Only the number is wanted: how many lines in the data contain "value"?

[Start of section]

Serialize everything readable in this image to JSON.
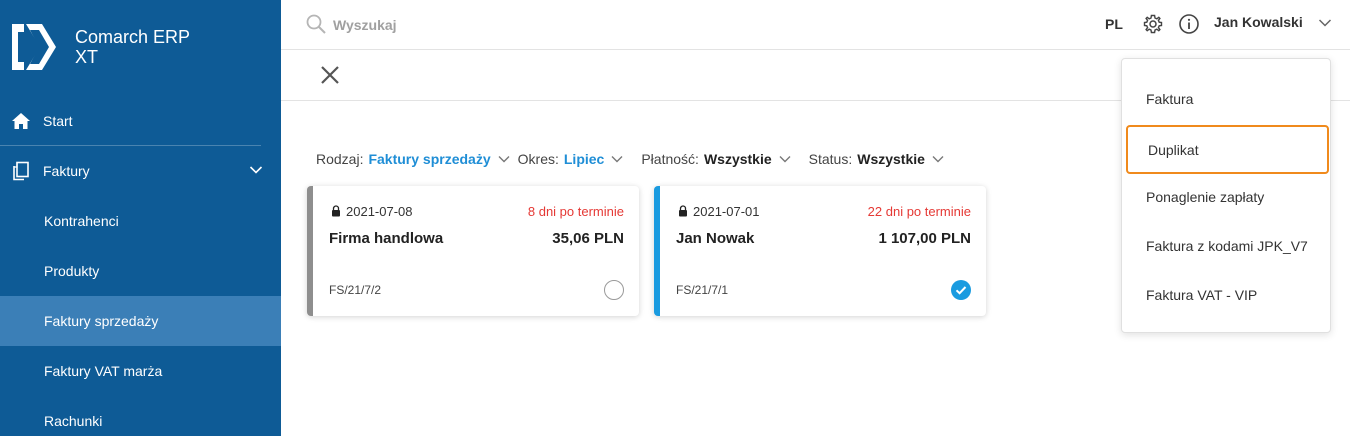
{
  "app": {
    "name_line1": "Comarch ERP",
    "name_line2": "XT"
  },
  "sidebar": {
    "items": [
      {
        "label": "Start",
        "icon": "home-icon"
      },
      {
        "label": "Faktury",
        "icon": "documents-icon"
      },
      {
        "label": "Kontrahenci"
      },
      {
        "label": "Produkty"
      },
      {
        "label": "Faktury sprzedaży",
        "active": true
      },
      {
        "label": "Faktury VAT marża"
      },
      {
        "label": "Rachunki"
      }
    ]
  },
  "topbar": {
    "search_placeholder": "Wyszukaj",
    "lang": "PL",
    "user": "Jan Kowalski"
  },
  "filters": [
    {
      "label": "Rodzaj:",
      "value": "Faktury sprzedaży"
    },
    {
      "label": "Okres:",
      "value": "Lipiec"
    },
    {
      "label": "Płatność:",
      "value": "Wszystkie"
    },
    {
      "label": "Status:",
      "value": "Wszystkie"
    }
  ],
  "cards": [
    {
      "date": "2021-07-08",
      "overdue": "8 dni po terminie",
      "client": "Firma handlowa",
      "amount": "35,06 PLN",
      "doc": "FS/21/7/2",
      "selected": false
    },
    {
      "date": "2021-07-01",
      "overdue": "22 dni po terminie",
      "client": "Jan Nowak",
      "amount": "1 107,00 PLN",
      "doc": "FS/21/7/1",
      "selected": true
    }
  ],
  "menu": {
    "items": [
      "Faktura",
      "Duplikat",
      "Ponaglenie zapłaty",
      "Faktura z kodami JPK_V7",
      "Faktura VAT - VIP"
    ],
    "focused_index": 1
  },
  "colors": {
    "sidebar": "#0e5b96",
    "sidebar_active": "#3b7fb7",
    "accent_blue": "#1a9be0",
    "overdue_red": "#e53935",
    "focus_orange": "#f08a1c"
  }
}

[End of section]
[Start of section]

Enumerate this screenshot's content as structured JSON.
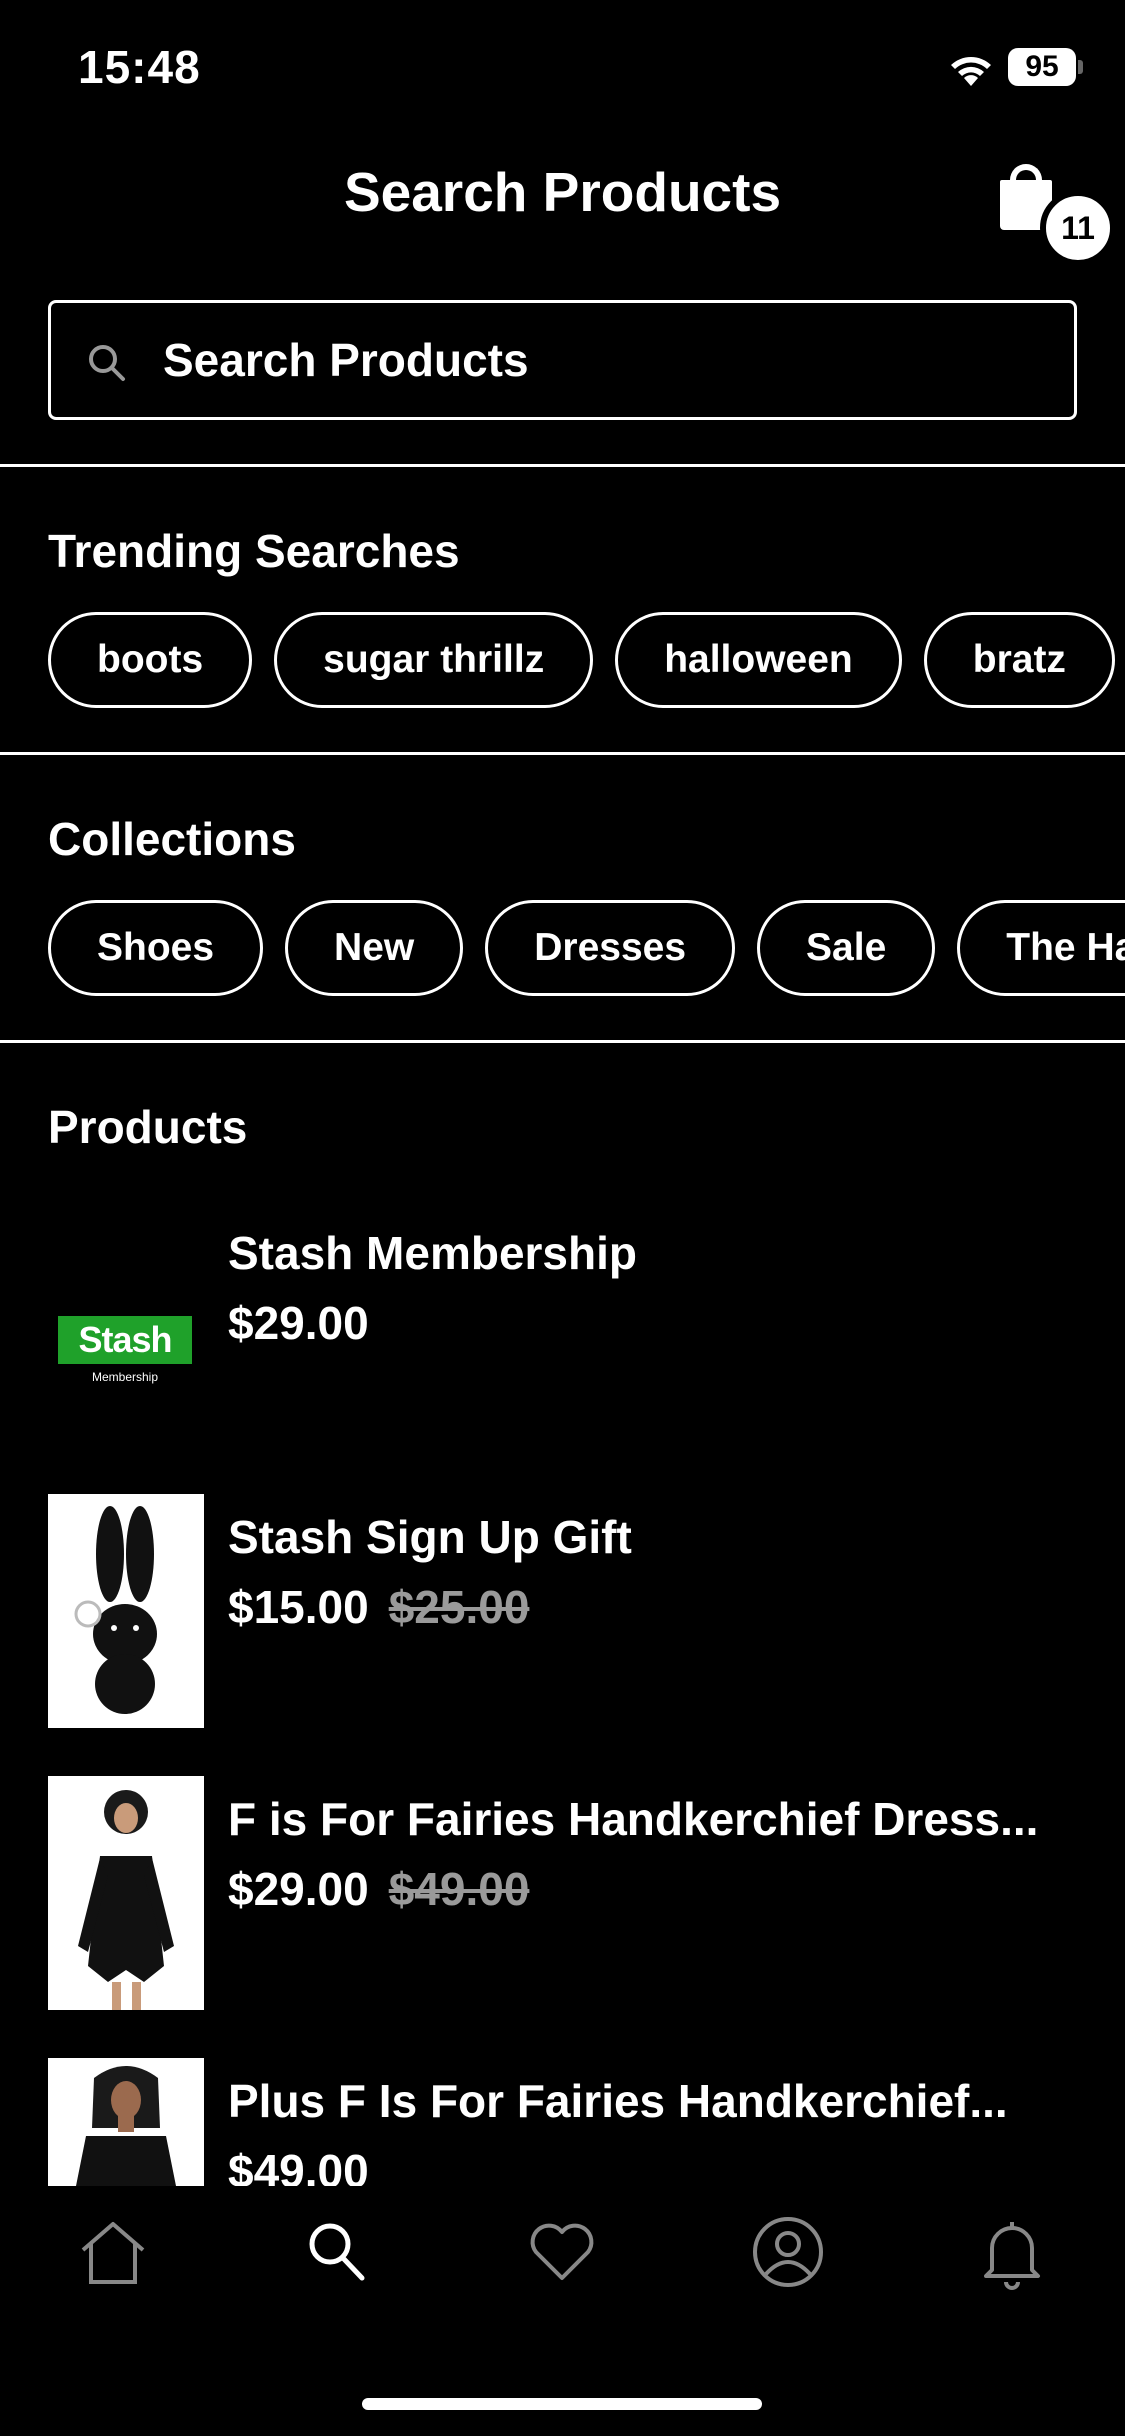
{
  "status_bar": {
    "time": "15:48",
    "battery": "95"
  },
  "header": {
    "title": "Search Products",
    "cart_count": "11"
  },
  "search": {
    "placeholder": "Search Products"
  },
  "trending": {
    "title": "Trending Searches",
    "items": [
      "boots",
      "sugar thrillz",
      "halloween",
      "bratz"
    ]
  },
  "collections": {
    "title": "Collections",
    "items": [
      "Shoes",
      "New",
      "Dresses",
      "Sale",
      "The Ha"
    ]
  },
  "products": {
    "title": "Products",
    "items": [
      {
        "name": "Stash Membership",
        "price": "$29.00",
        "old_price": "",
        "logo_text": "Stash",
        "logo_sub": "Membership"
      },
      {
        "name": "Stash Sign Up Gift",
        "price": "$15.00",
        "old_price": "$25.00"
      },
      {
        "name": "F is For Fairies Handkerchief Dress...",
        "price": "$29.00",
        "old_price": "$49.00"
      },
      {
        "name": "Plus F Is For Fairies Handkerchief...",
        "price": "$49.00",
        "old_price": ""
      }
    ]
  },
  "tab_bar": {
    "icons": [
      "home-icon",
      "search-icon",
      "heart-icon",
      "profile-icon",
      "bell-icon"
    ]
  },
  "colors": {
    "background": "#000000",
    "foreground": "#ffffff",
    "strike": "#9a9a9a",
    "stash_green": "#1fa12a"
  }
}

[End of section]
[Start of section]

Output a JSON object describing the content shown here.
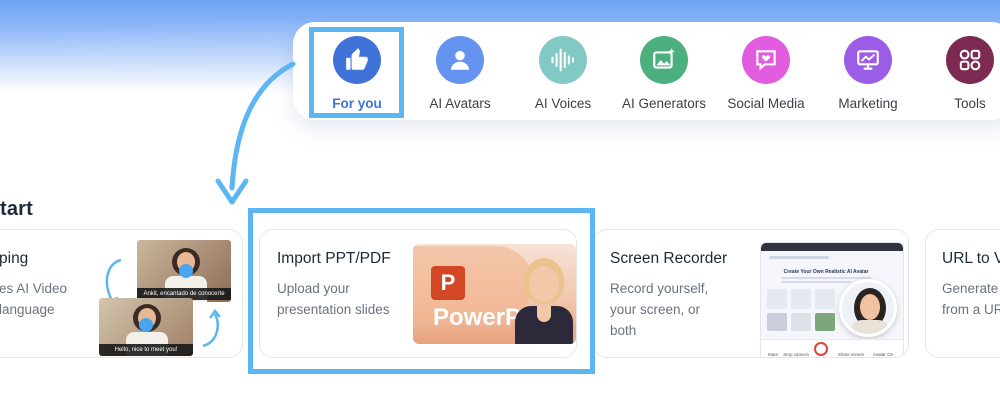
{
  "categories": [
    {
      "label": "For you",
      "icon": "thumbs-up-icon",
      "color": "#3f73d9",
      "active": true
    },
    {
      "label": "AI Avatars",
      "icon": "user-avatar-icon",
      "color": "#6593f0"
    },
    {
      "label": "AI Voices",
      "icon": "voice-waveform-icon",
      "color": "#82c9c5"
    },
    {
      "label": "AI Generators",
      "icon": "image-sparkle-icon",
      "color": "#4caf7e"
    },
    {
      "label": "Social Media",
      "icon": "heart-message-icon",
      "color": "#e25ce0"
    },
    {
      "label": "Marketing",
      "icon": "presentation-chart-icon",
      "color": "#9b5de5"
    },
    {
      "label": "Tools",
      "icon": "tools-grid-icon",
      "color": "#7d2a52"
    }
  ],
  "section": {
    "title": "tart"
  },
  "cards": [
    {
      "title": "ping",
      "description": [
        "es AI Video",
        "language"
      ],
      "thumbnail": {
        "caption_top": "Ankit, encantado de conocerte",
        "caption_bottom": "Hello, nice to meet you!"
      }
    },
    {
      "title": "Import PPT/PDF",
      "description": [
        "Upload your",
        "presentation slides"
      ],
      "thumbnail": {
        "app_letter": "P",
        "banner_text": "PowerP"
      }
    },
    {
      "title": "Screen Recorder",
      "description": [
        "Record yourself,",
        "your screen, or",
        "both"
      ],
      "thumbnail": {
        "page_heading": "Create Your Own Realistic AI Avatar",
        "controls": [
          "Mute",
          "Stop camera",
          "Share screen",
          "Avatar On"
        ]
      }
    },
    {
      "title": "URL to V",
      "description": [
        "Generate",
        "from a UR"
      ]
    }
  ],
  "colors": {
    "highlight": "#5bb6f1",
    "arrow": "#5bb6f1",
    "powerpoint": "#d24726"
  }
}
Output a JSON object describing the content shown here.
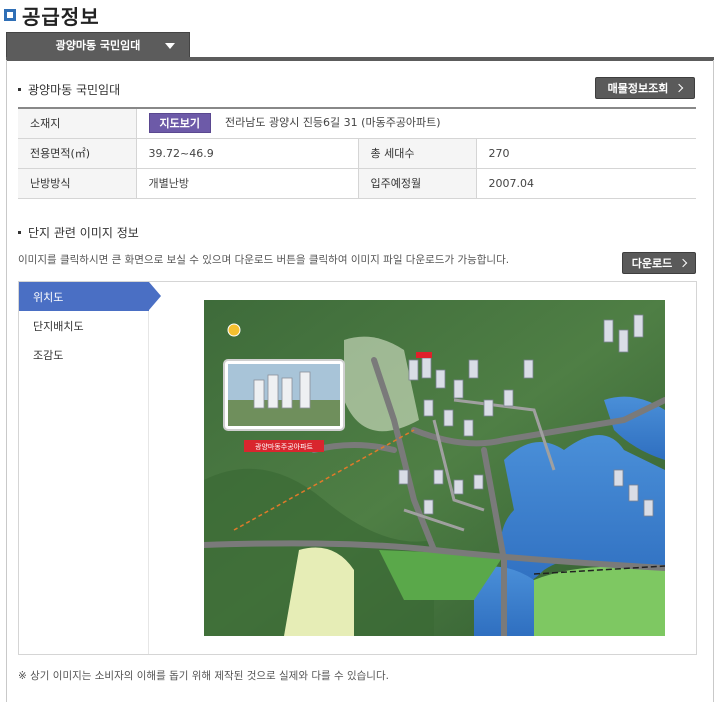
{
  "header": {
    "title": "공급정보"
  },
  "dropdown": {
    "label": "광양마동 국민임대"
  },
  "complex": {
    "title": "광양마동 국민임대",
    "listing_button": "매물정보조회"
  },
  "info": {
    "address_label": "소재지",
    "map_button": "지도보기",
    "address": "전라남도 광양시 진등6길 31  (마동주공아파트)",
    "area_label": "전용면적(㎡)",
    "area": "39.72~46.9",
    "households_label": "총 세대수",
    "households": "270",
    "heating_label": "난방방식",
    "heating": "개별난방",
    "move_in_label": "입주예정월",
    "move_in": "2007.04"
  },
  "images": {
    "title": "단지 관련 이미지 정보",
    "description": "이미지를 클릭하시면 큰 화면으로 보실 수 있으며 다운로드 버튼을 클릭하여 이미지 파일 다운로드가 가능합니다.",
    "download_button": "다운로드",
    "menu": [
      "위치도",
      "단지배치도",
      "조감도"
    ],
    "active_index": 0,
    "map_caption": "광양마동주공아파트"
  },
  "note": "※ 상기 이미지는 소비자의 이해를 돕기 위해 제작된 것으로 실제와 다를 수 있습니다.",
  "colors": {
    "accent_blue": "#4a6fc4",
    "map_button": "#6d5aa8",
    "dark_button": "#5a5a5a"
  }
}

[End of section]

▶ Exercise result: 4